Sometimes we measure economic impact on a grand scale — effects on the town, community, state, or even country. But sometimes, we measure on a more granular level — the impact on a person.
Bobby McArthur is a perfect example of that. His professional journey begins and ends with Wayne Community College, where he currently serves as the school’s mechatronics lead instructor.
Born and raised in Mount Olive in Wayne County, McArthur first came to the college back in the 1990s, pursuing a certificate in electronics. This was back when electronics was all about things like tube televisions and VCRs.
Coming out of the school, he became a maintenance technician, going out and taking care of machinery for various companies like the Mt. Olive Pickle plant.

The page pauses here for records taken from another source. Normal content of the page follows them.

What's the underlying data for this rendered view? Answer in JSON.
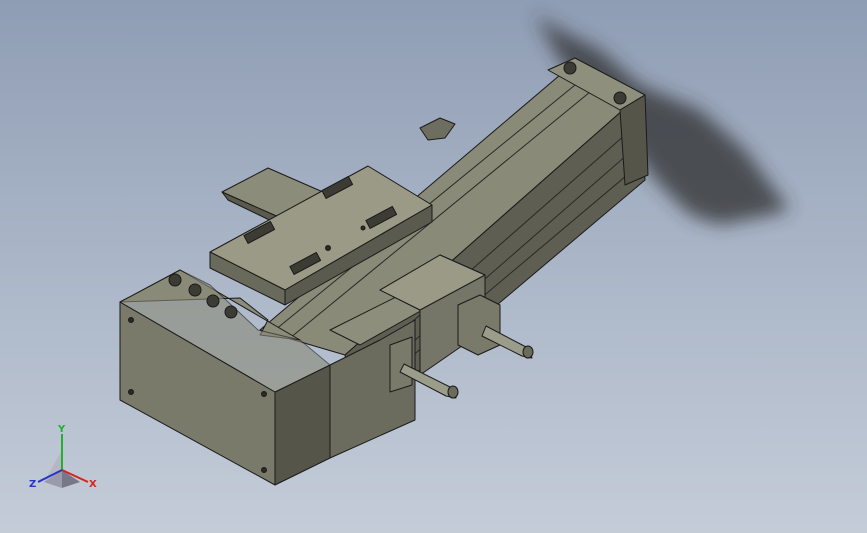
{
  "viewport": {
    "background_top": "#8f9db4",
    "background_bottom": "#c4ccd8"
  },
  "model": {
    "body_color": "#7c7c6c",
    "edge_color": "#1a1a1a",
    "shadow_color": "#3a3a3a"
  },
  "triad": {
    "x_label": "X",
    "y_label": "Y",
    "z_label": "Z",
    "x_color": "#d8231c",
    "y_color": "#23b02a",
    "z_color": "#2434c8"
  }
}
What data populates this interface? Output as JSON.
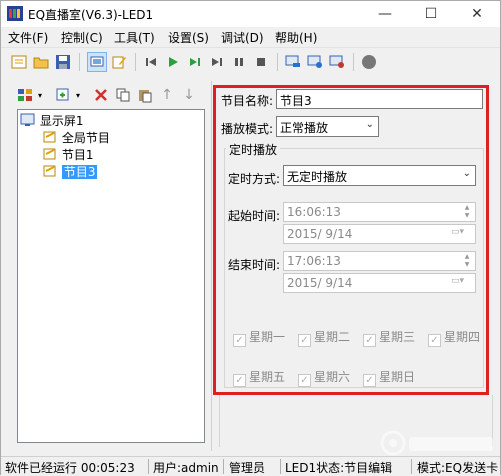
{
  "window": {
    "title": "EQ直播室(V6.3)-LED1",
    "minimize_glyph": "—",
    "maximize_glyph": "☐",
    "close_glyph": "✕"
  },
  "menu": [
    "文件(F)",
    "控制(C)",
    "工具(T)",
    "设置(S)",
    "调试(D)",
    "帮助(H)"
  ],
  "toolbar_icons": [
    "new-icon",
    "open-folder-icon",
    "save-icon",
    "screen-icon",
    "edit-icon",
    "first-icon",
    "play-icon",
    "step-icon",
    "next-icon",
    "pause-icon",
    "stop-icon",
    "send-icon",
    "send-all-icon",
    "screen-config-icon",
    "record-icon"
  ],
  "tree": {
    "root": "显示屏1",
    "children": [
      "全局节目",
      "节目1",
      "节目3"
    ],
    "selected": "节目3"
  },
  "form": {
    "program_name_label": "节目名称:",
    "program_name_value": "节目3",
    "play_mode_label": "播放模式:",
    "play_mode_value": "正常播放",
    "schedule_group": "定时播放",
    "schedule_mode_label": "定时方式:",
    "schedule_mode_value": "无定时播放",
    "start_time_label": "起始时间:",
    "start_time_value": "16:06:13",
    "start_date_value": "2015/  9/14",
    "end_time_label": "结束时间:",
    "end_time_value": "17:06:13",
    "end_date_value": "2015/  9/14",
    "weekdays": [
      "星期一",
      "星期二",
      "星期三",
      "星期四",
      "星期五",
      "星期六",
      "星期日"
    ]
  },
  "status": {
    "runtime": "软件已经运行 00:05:23",
    "user": "用户:admin",
    "role": "管理员",
    "led_status": "LED1状态:节目编辑",
    "mode": "模式:EQ发送卡"
  },
  "colors": {
    "highlight_border": "#e02020",
    "selection": "#3399ff"
  }
}
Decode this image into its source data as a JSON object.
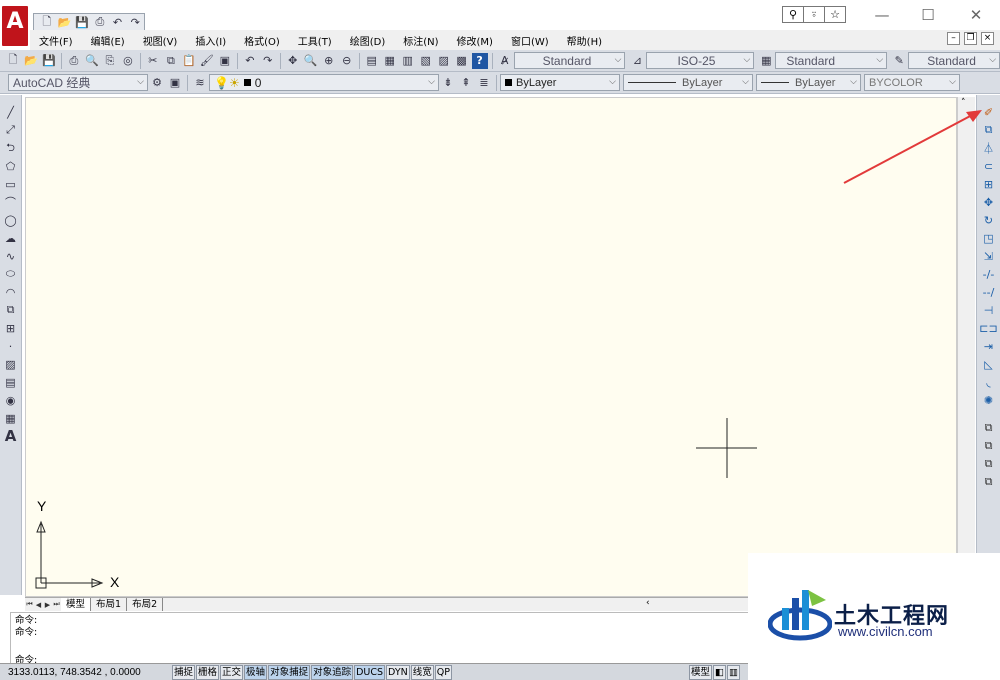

From there, he went on to work in a variety of different places. He was a Wayne County Schools diagnostic technician for a time. He worked at a nursing home in Mount Olive, first as a maintenance person before working his way up to maintenance director.
He took some time off from work to build he and his wife a house, and when he went looking for a job after that, he saw the world had changed. His electronics degree was now worthless.
But his wife got pregnant shortly after they built the house, so he decided to become a stay-at-home dad. He spent three and a half years doing that before it was time for something different.
“I taught him preschool and then as soon as I enrolled him (in kindergarten), I came up to Wayne Community College that day,” he said.
He went there to see if his electronics degree would carry over into any other degree program. When he arrived, he found that one of the people he went to school with for electronics was now an instructor at the college.
The instructor told him that the school was replacing its electronics program with mechatronics. His electronics degree would carry over credits into industrial systems technology, but he would have to go to school for a year.
“I was a student eight years ago, and then immediately after graduating, they called me up and wanted to know if I could adjunct a little bit for them,” he said.
He soon became a full-time instructor, and he’s passionate about what he teaches. According to Wayne Community College, “mechatronics technology and industrial automation is a combination of mechanical systems, electrical systems, fluid power control systems and computer control technology with sensors, transducers and actuators which are integrated to perform some facet of manufacturing.”
As part of that, one of the things McArthur teaches students is robotics, which he thinks is one of the most important skills needed in America.
“Robotics is going to be a huge thing moving forward,” he said. “If we’re ever going to take our place back as a manufacturing giant and beat China out, we have to automate.”
And it’s going to take community colleges training workers on these kinds of skills to make that happen. He tries to make sure his classes are hands-on.
“(Simulating software) is fine and dandy, and that could be helpful, but until you put this teach pendant in your hand and have to hold the dead man switch the whole time you’re doing it, actually see the buttons being pushed, I don’t feel like you’re really learning how to program a robot,” he said.
According to an economic impact report on the college, “For every dollar students invest in their education in the program, they will receive $6.10 back over the course of their working lives.”
So if you’re in Wayne County and looking for a new career, maybe stop by the community college and talk to McArthur. You never know where the experience might take you.